* WHAT IS BEING ASKED *
Copy all lines below that use the word "JSON".

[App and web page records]

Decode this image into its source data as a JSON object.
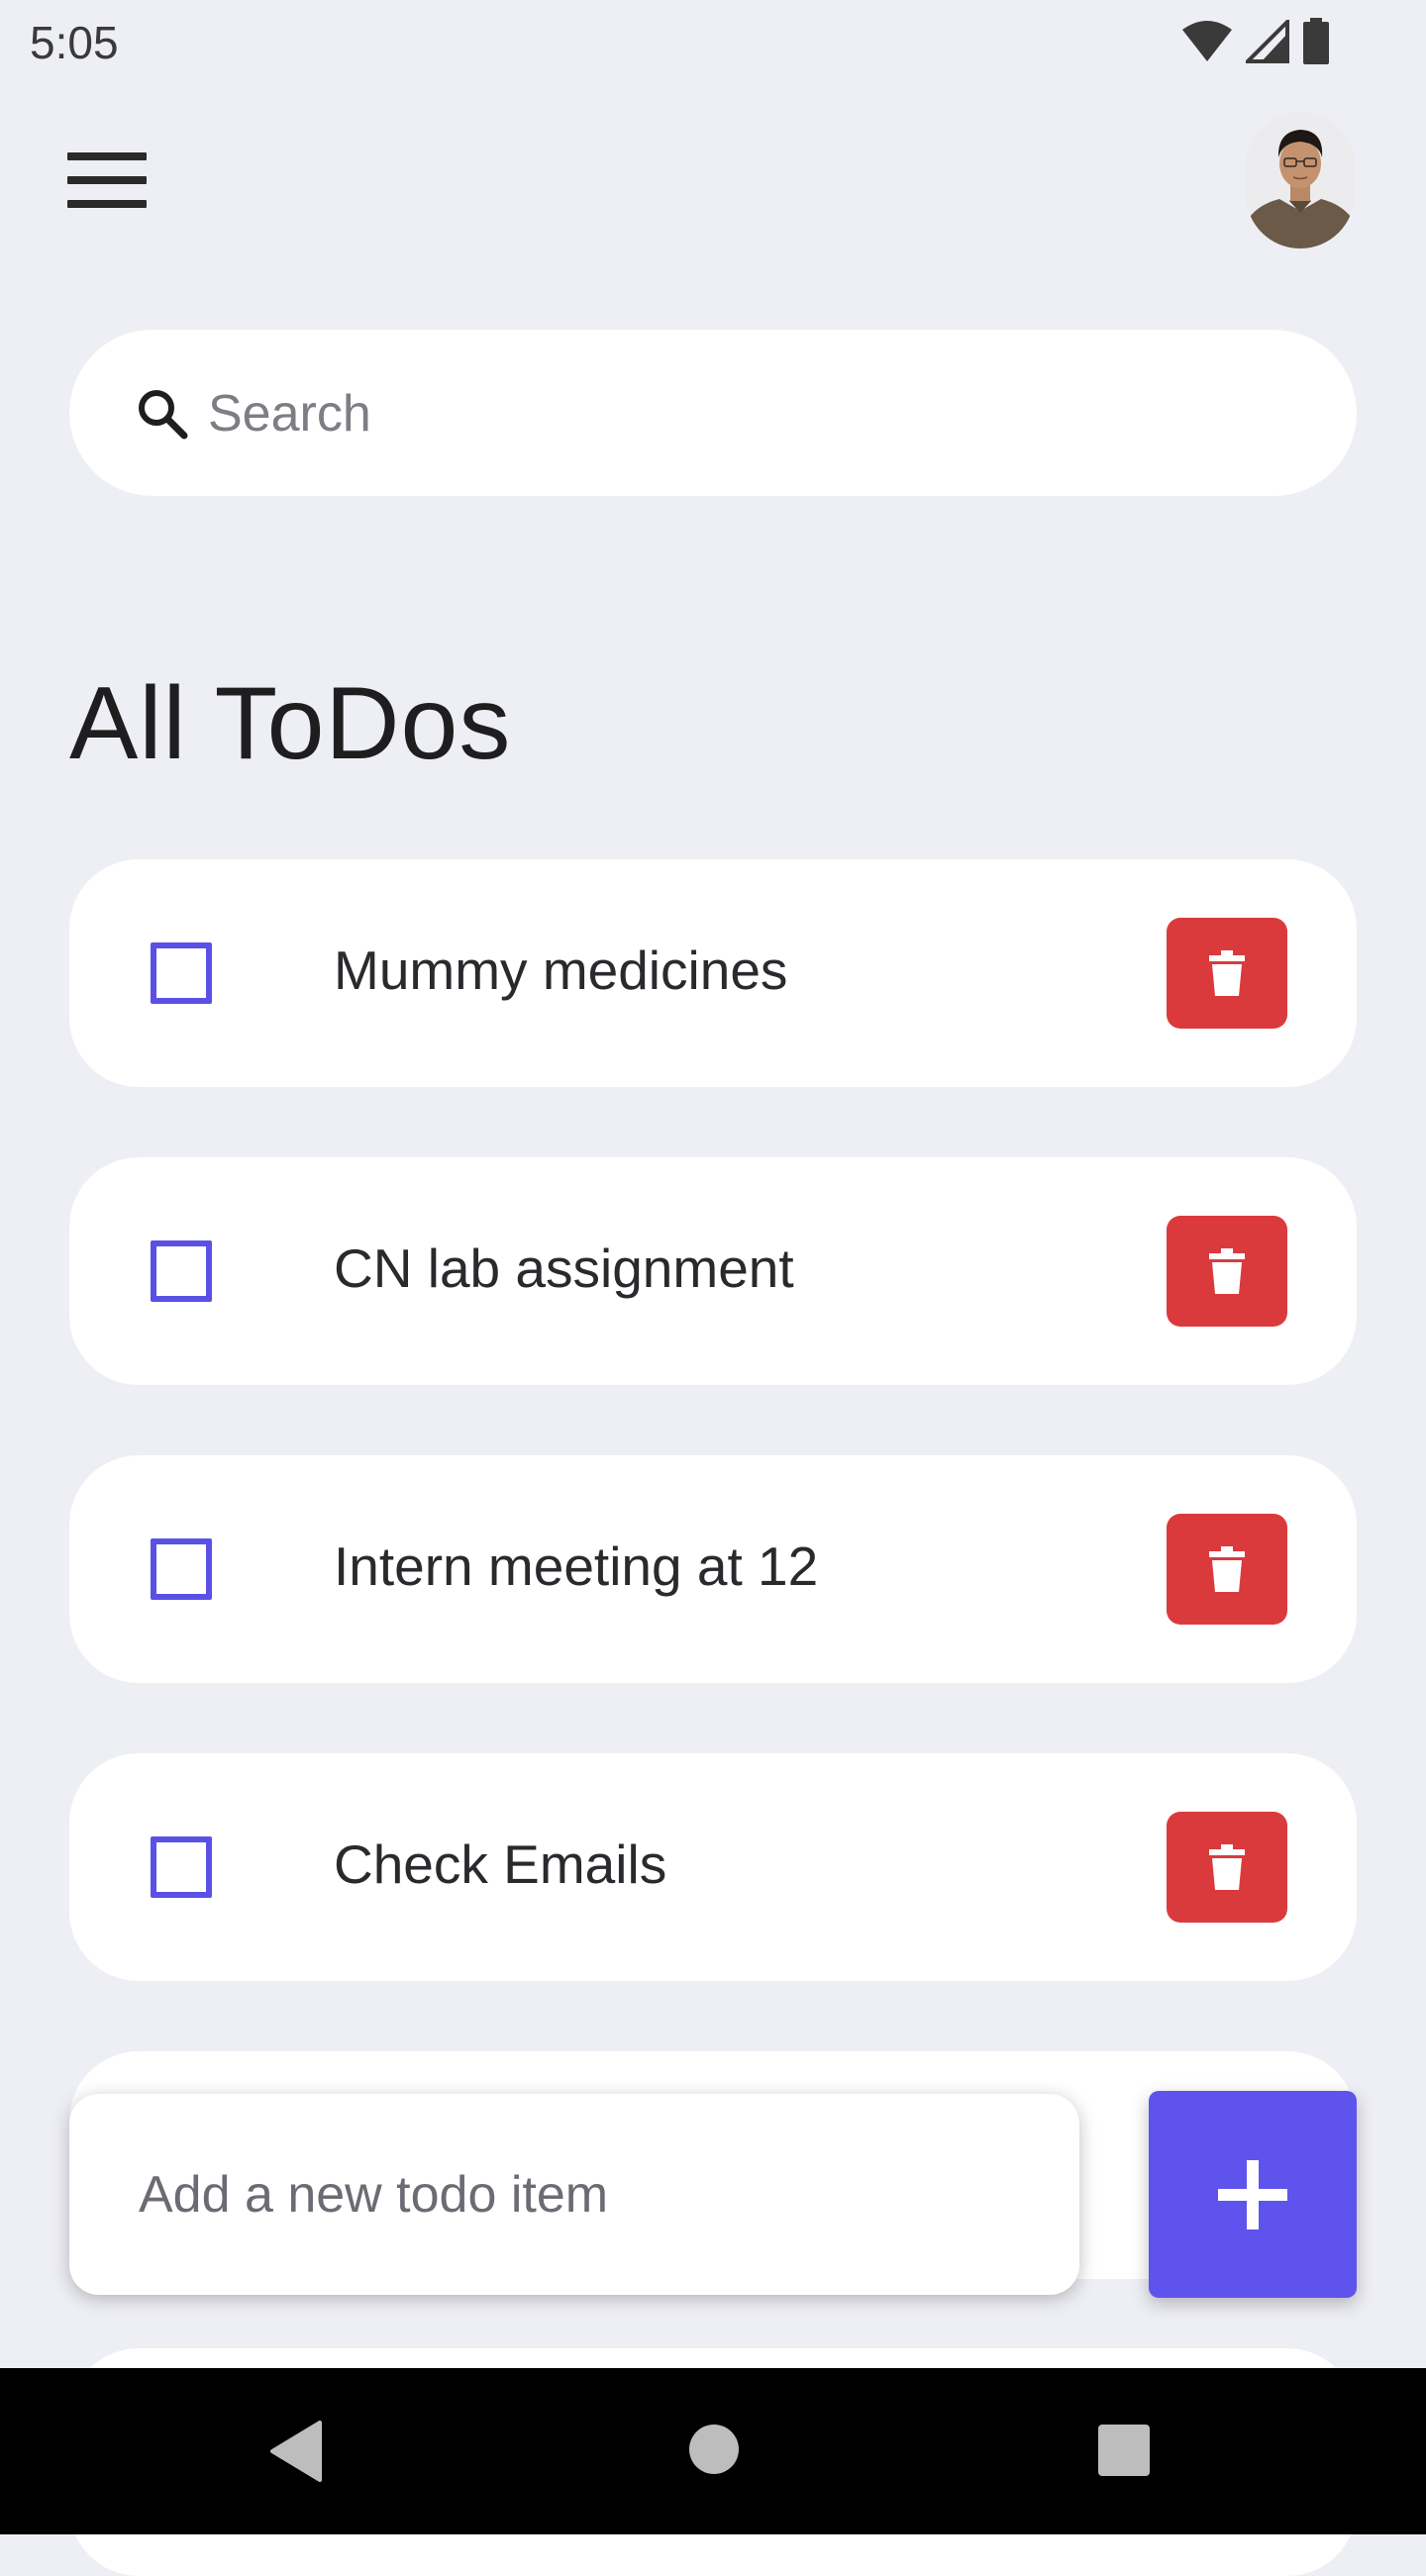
{
  "status_bar": {
    "time": "5:05",
    "icons": [
      "wifi-icon",
      "cellular-signal-icon",
      "battery-icon"
    ]
  },
  "header": {
    "menu_icon": "hamburger-menu-icon",
    "avatar": "user-avatar"
  },
  "search": {
    "placeholder": "Search",
    "value": "",
    "icon": "search-icon"
  },
  "page_title": "All ToDos",
  "todos": [
    {
      "label": "Mummy medicines",
      "checked": false
    },
    {
      "label": "CN lab assignment",
      "checked": false
    },
    {
      "label": "Intern meeting at 12",
      "checked": false
    },
    {
      "label": "Check Emails",
      "checked": false
    }
  ],
  "add_todo": {
    "placeholder": "Add a new todo item",
    "value": "",
    "button_icon": "plus-icon"
  },
  "nav_bar": {
    "buttons": [
      "back-icon",
      "home-icon",
      "recents-icon"
    ]
  },
  "colors": {
    "background": "#EEEFF5",
    "checkbox_accent": "#5B50E6",
    "delete_red": "#DB3A3D",
    "add_button": "#5F53EE"
  }
}
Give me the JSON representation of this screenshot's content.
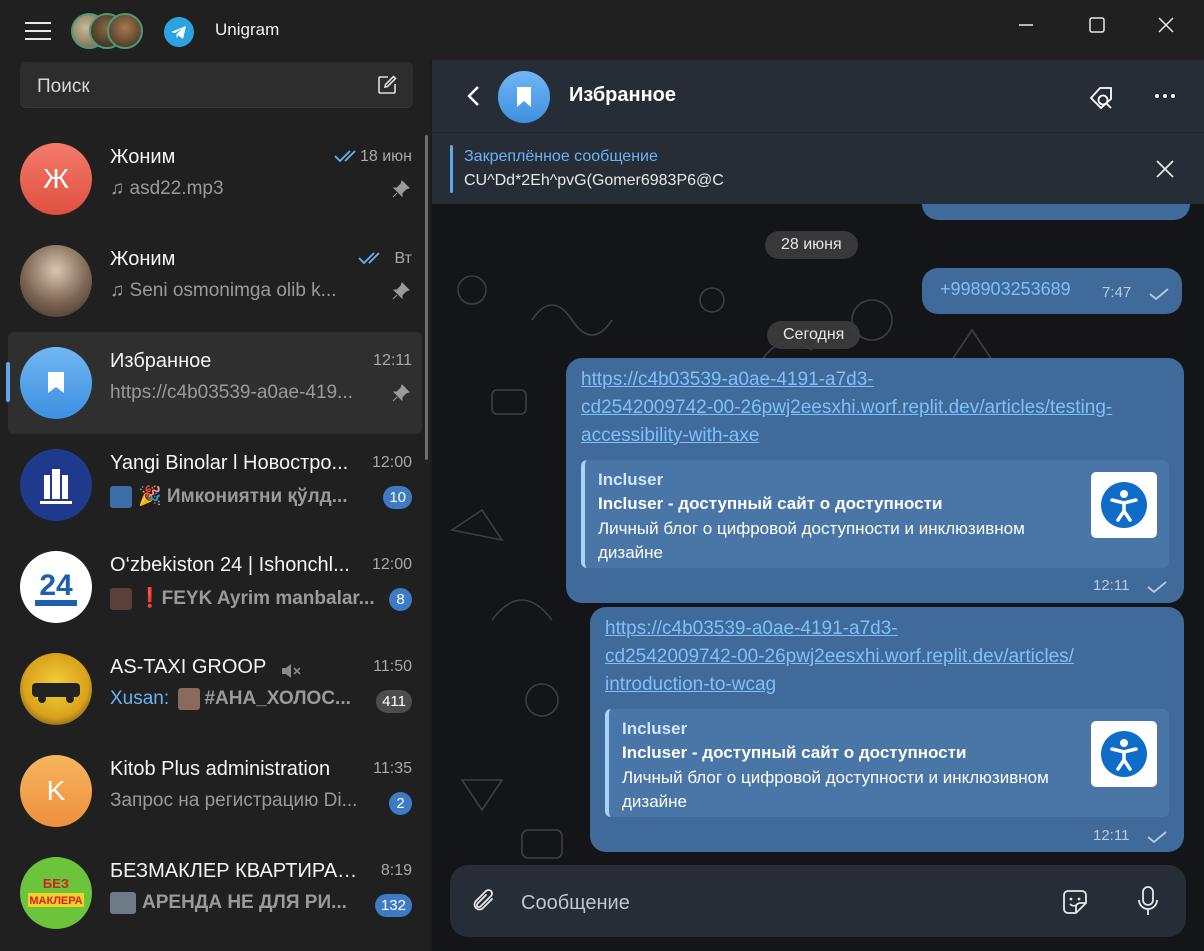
{
  "app": {
    "title": "Unigram"
  },
  "sidebar": {
    "search_label": "Поиск",
    "chats": [
      {
        "title": "Жоним",
        "time": "18 июн",
        "subtitle": "asd22.mp3",
        "avatar_letter": "Ж",
        "pinned": true
      },
      {
        "title": "Жоним",
        "time": "Вт",
        "subtitle": "Seni osmonimga olib k...",
        "pinned": true
      },
      {
        "title": "Избранное",
        "time": "12:11",
        "subtitle": "https://c4b03539-a0ae-419...",
        "pinned": true
      },
      {
        "title": "Yangi Binolar l Новостро...",
        "time": "12:00",
        "subtitle": "🎉 Имкониятни қўлд...",
        "badge": "10"
      },
      {
        "title": "O‘zbekiston 24 | Ishonchl...",
        "time": "12:00",
        "subtitle": "❗FEYK Ayrim manbalar...",
        "badge": "8"
      },
      {
        "title": "AS-TAXI GROOP",
        "time": "11:50",
        "sender": "Xusan:",
        "subtitle": "#АНА_ХОЛОС...",
        "badge": "411"
      },
      {
        "title": "Kitob Plus administration",
        "time": "11:35",
        "subtitle": "Запрос на регистрацию Di...",
        "avatar_letter": "K",
        "badge": "2"
      },
      {
        "title": "БЕЗМАКЛЕР КВАРТИРА |...",
        "time": "8:19",
        "subtitle": "АРЕНДА НЕ ДЛЯ РИ...",
        "badge": "132"
      }
    ]
  },
  "chat": {
    "title": "Избранное",
    "pinned_label": "Закреплённое сообщение",
    "pinned_text": "CU^Dd*2Eh^pvG(Gomer6983P6@C",
    "date_1": "28 июня",
    "phone": "+998903253689",
    "phone_time": "7:47",
    "date_2": "Сегодня",
    "messages": [
      {
        "link_lines": [
          "https://c4b03539-a0ae-4191-a7d3-",
          "cd2542009742-00-26pwj2eesxhi.worf.replit.dev/articles/testing-",
          "accessibility-with-axe"
        ],
        "site": "Incluser",
        "preview_title": "Incluser - доступный сайт о доступности",
        "preview_desc": "Личный блог о цифровой доступности и инклюзивном дизайне",
        "time": "12:11"
      },
      {
        "link_lines": [
          "https://c4b03539-a0ae-4191-a7d3-",
          "cd2542009742-00-26pwj2eesxhi.worf.replit.dev/articles/",
          "introduction-to-wcag"
        ],
        "site": "Incluser",
        "preview_title": "Incluser - доступный сайт о доступности",
        "preview_desc": "Личный блог о цифровой доступности и инклюзивном дизайне",
        "time": "12:11"
      }
    ],
    "composer_placeholder": "Сообщение"
  }
}
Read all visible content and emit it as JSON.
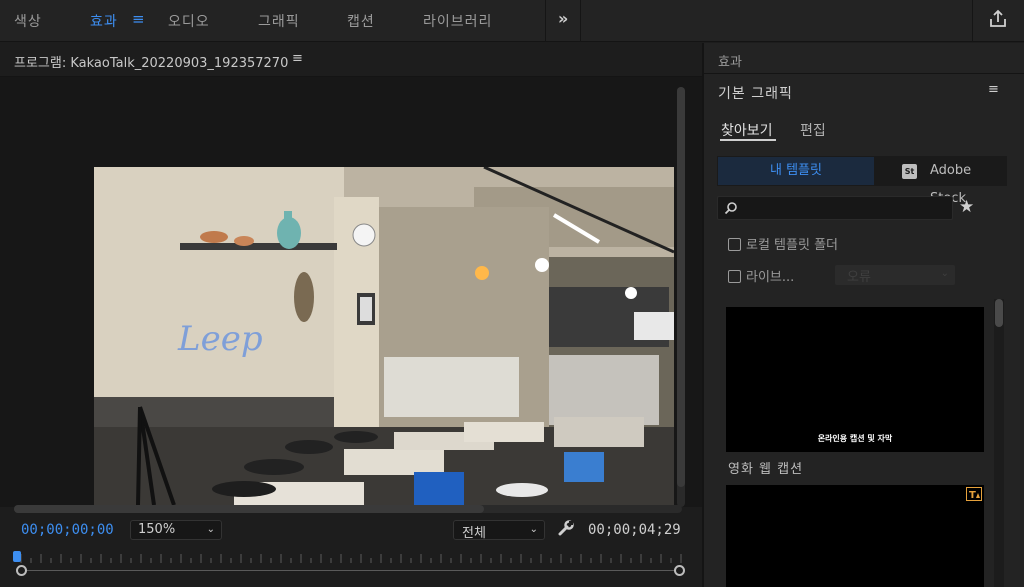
{
  "topbar": {
    "tabs": [
      "색상",
      "효과",
      "오디오",
      "그래픽",
      "캡션",
      "라이브러리"
    ],
    "active_tab_index": 1,
    "accent_color": "#3d8ef0"
  },
  "program": {
    "title": "프로그램: KakaoTalk_20220903_192357270",
    "current_timecode": "00;00;00;00",
    "duration_timecode": "00;00;04;29",
    "zoom": "150%",
    "quality": "전체"
  },
  "effects_panel": {
    "title": "효과",
    "essential_graphics": {
      "title": "기본 그래픽",
      "tabs": [
        "찾아보기",
        "편집"
      ],
      "toggle_mine": "내 템플릿",
      "toggle_stock": "Adobe Stock",
      "stock_badge": "St",
      "search_placeholder": "",
      "local_folder_label": "로컬 템플릿 폴더",
      "libraries_label": "라이브...",
      "libraries_dropdown": "오류",
      "templates": [
        {
          "thumb_caption": "온라인용 캡션 및 자막",
          "name": "영화 웹 캡션"
        },
        {
          "thumb_caption": "",
          "name": ""
        }
      ]
    }
  }
}
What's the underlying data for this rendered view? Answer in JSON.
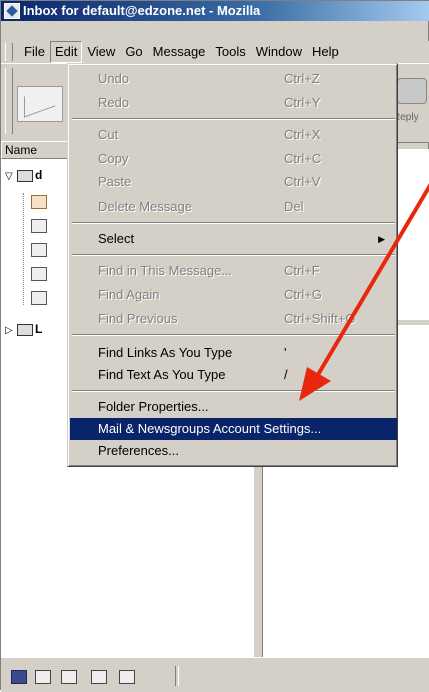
{
  "window": {
    "title": "Inbox for default@edzone.net - Mozilla"
  },
  "menubar": {
    "items": [
      {
        "label": "File"
      },
      {
        "label": "Edit"
      },
      {
        "label": "View"
      },
      {
        "label": "Go"
      },
      {
        "label": "Message"
      },
      {
        "label": "Tools"
      },
      {
        "label": "Window"
      },
      {
        "label": "Help"
      }
    ]
  },
  "toolbar": {
    "reply_label": "Reply"
  },
  "folder_pane": {
    "header": "Name",
    "accounts": [
      {
        "label": "d",
        "expanded": true
      },
      {
        "label": "L",
        "expanded": false
      }
    ]
  },
  "edit_menu": {
    "items": [
      {
        "label": "Undo",
        "accel": "Ctrl+Z",
        "enabled": false
      },
      {
        "label": "Redo",
        "accel": "Ctrl+Y",
        "enabled": false
      },
      {
        "label": "Cut",
        "accel": "Ctrl+X",
        "enabled": false
      },
      {
        "label": "Copy",
        "accel": "Ctrl+C",
        "enabled": false
      },
      {
        "label": "Paste",
        "accel": "Ctrl+V",
        "enabled": false
      },
      {
        "label": "Delete Message",
        "accel": "Del",
        "enabled": false
      },
      {
        "label": "Select",
        "accel": "",
        "enabled": true,
        "submenu": true
      },
      {
        "label": "Find in This Message...",
        "accel": "Ctrl+F",
        "enabled": false
      },
      {
        "label": "Find Again",
        "accel": "Ctrl+G",
        "enabled": false
      },
      {
        "label": "Find Previous",
        "accel": "Ctrl+Shift+G",
        "enabled": false
      },
      {
        "label": "Find Links As You Type",
        "accel": "'",
        "enabled": true
      },
      {
        "label": "Find Text As You Type",
        "accel": "/",
        "enabled": true
      },
      {
        "label": "Folder Properties...",
        "accel": "",
        "enabled": true
      },
      {
        "label": "Mail & Newsgroups Account Settings...",
        "accel": "",
        "enabled": true,
        "highlighted": true
      },
      {
        "label": "Preferences...",
        "accel": "",
        "enabled": true
      }
    ]
  },
  "colors": {
    "highlight": "#0a246a",
    "annotation_arrow": "#e8280e"
  },
  "statusbar": {
    "icons": [
      "navigator-icon",
      "mail-icon",
      "composer-icon",
      "address-book-icon",
      "chatzilla-icon"
    ]
  }
}
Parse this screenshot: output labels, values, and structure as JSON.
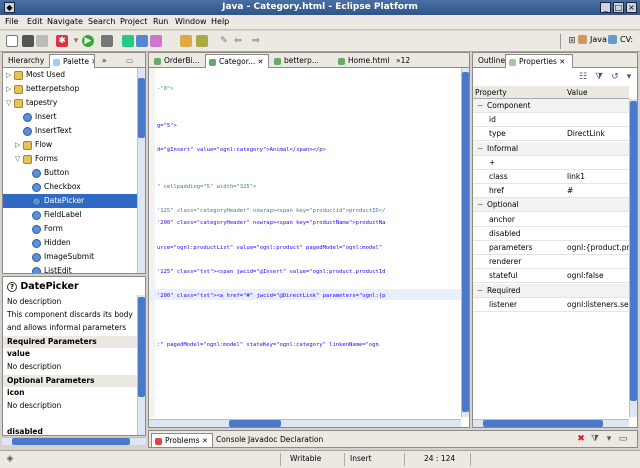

* ANSWER BOX *
Decode this image into its source data as a JSON object.
Give me the JSON representation of this screenshot's content.
Read all visible content and emit it as JSON.
What's the underlying data for this rendered view? Answer in JSON.
Parse this screenshot: output labels, values, and structure as JSON.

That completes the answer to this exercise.